Work task: The lines to copy from the data below are those that hold the string "image".

== Available records

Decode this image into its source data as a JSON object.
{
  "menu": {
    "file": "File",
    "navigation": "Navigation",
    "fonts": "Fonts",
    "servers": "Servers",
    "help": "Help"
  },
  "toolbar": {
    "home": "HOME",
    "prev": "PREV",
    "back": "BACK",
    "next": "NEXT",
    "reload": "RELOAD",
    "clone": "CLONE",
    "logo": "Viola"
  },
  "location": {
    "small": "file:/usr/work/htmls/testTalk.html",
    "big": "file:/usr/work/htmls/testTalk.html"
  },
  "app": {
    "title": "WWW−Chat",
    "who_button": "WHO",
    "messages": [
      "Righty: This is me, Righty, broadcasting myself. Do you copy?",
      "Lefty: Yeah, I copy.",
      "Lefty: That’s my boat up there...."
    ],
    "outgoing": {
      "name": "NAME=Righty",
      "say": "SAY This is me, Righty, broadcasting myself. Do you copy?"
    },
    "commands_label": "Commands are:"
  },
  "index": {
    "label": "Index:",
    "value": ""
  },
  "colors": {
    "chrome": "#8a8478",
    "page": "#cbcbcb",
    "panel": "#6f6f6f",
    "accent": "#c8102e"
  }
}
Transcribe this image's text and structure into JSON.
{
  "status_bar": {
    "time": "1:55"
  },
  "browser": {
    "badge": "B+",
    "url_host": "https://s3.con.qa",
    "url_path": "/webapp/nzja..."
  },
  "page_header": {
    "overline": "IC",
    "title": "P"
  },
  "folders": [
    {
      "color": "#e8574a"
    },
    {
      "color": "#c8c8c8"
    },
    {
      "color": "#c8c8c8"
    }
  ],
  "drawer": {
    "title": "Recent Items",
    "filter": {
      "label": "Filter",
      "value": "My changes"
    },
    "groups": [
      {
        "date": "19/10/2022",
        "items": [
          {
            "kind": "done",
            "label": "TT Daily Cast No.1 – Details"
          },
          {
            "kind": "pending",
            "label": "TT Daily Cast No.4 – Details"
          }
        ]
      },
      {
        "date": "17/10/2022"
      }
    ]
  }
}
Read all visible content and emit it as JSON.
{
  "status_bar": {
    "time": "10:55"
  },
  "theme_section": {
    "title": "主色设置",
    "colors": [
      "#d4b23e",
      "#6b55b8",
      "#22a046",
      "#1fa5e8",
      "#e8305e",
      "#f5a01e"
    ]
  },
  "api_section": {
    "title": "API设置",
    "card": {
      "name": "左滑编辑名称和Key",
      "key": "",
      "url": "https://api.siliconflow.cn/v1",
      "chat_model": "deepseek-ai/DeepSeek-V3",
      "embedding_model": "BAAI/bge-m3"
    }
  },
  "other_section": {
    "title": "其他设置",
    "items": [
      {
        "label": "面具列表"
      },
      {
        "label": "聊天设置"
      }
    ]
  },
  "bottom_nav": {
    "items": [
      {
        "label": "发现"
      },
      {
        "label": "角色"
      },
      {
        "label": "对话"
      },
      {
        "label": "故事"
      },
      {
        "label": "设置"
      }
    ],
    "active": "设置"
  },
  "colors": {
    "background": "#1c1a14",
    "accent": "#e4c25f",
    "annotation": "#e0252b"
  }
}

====

Written solution:
Decode this image into its source data as a JSON object.
Transcribe this image's text and structure into JSON.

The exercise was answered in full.